Paper No. 0
Presentation Time: 3:50 PM
THE PORTUGUESE TUFF AND ITS RELATIONSHIP TO GROUND MOVEMENT IN THE PALOS VERDES PENINSULA, CALIFORNIA

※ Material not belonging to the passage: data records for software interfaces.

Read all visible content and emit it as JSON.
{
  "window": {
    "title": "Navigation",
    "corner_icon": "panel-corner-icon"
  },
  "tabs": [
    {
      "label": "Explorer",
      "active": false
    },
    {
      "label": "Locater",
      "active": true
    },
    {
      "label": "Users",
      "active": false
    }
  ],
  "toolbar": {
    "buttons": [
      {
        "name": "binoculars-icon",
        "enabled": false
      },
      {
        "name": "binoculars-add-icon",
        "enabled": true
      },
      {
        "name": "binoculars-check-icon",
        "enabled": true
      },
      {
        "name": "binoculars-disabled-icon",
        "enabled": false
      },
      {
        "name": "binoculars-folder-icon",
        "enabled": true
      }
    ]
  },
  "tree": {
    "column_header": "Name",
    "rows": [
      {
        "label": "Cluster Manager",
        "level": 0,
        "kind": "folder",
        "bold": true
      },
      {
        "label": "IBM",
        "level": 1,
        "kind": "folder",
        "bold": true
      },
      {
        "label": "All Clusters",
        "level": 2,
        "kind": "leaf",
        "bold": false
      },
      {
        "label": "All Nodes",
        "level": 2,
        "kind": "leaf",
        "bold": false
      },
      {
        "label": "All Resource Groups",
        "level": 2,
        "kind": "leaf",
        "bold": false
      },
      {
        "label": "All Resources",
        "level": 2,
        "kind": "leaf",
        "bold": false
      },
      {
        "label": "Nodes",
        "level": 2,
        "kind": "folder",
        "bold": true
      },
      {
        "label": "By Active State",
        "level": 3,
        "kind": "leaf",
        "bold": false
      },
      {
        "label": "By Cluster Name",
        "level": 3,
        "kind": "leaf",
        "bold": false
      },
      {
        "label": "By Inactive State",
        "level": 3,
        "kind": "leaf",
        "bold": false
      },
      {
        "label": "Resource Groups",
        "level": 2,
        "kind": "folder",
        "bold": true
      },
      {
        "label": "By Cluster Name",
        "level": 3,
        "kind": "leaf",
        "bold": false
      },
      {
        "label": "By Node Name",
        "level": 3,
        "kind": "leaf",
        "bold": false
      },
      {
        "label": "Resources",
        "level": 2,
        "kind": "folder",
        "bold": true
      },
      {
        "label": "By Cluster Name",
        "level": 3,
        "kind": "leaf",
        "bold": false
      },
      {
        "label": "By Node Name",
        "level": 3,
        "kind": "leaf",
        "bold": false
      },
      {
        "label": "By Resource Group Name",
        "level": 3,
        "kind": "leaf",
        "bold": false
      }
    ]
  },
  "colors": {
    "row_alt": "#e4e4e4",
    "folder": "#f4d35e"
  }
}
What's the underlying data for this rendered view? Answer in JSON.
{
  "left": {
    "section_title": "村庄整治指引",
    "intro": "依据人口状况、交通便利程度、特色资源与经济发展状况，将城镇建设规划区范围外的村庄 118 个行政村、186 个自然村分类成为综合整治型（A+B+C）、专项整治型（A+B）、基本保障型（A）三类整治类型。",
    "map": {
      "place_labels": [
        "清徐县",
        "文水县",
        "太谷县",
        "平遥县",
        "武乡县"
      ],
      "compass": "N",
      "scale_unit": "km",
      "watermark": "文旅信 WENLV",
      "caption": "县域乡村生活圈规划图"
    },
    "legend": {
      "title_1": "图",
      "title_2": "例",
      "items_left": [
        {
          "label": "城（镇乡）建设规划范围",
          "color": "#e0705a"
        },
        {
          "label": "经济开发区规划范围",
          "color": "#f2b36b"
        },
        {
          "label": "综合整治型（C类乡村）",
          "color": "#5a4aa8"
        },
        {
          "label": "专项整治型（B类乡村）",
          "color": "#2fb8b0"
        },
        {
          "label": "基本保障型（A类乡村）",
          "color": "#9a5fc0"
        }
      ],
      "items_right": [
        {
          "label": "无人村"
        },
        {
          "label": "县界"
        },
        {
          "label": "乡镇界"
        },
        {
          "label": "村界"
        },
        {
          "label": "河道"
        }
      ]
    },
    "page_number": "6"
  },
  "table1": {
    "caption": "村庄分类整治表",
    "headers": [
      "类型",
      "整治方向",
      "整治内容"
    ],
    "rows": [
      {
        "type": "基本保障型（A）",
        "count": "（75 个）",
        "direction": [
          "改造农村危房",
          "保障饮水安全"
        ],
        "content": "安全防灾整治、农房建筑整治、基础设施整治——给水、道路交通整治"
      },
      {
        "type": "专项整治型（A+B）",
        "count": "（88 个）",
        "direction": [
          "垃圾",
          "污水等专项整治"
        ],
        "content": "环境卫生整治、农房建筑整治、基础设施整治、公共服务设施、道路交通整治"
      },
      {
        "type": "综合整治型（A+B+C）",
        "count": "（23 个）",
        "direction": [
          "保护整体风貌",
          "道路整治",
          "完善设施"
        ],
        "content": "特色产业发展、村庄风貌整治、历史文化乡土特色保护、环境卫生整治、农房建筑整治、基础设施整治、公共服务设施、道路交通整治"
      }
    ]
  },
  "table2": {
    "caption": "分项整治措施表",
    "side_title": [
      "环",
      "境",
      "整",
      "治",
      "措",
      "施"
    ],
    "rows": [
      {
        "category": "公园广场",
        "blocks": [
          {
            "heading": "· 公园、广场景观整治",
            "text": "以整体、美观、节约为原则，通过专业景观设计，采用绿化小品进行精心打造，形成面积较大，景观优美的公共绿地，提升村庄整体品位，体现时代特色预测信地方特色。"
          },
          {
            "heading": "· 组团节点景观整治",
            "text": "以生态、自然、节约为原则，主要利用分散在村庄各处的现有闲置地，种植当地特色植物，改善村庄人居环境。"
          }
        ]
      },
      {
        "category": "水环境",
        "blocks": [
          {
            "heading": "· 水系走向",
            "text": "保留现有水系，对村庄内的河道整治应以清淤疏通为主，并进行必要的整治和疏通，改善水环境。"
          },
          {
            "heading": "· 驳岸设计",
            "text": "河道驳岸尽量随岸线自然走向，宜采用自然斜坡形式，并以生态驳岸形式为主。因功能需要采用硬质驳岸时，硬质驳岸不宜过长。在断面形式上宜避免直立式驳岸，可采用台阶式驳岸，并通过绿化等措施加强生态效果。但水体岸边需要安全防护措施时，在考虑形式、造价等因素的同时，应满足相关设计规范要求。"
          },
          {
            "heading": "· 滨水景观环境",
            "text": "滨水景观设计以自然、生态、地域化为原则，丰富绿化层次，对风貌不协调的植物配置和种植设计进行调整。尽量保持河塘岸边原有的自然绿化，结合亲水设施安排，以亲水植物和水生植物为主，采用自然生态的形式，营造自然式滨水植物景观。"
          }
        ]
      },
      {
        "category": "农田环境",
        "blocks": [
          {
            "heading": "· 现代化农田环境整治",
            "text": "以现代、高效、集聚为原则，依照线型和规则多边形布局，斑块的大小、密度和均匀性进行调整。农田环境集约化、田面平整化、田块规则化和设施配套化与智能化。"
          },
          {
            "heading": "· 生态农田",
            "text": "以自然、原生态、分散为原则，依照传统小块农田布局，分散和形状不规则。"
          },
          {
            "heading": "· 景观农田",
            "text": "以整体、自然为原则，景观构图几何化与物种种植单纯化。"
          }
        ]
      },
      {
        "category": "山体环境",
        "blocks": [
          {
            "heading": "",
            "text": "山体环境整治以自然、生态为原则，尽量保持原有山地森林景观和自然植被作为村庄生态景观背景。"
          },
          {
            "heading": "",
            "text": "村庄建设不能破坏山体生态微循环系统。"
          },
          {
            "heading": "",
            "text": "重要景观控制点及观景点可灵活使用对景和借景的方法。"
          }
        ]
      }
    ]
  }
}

The Portuguese Tuff, of Miocene age, is a part sedimentary, part ash-fall unit found at shallow depths in the south-central part of the Palos Verdes Peninsula and the near-offshore area. The unit is poorly exposed, but has been penetrated by exploratory borings. Thickness of the Tuff is 40-70 feet and the unit is massive. The parent material was fine, volcanic ash. This material was devitrified to clay minerals. The Portuguese Tuff is conformable within a thick section of Miocene sedimentary rocks. These units are thin, rhythmically bedded layers of shale and claystone. Both lithologies are clay-rich, although the shales are harder than the claystones. The seaward-sloping, south central Palos Vedes Hills are marked by numerous landslides. The presence of a thick and extensive clay unit beneath the slide-prone region has led some geologists to conclude that most failure surfaces occur within the Tuff. Drilling logs indicate this is not the case. Above sea level, the Portuguese Tuff is an aquiclude. Bucket-auger borings logged through the Tuff reveal a firm, dry material similar to candle wax. Locally, perched water has been found above the unit, and fresh water, under hydrostatic pressure, has been found directly beneath it. The boring logs also show that the vast majority of the landslide failure surfaces are conformable features within the shale/claystone section stratigraphically above the Protuguese Tuff. Failure surfaces within the Tuff are rare and occur only near sea level where the clay minerals have undergone attack by sea water.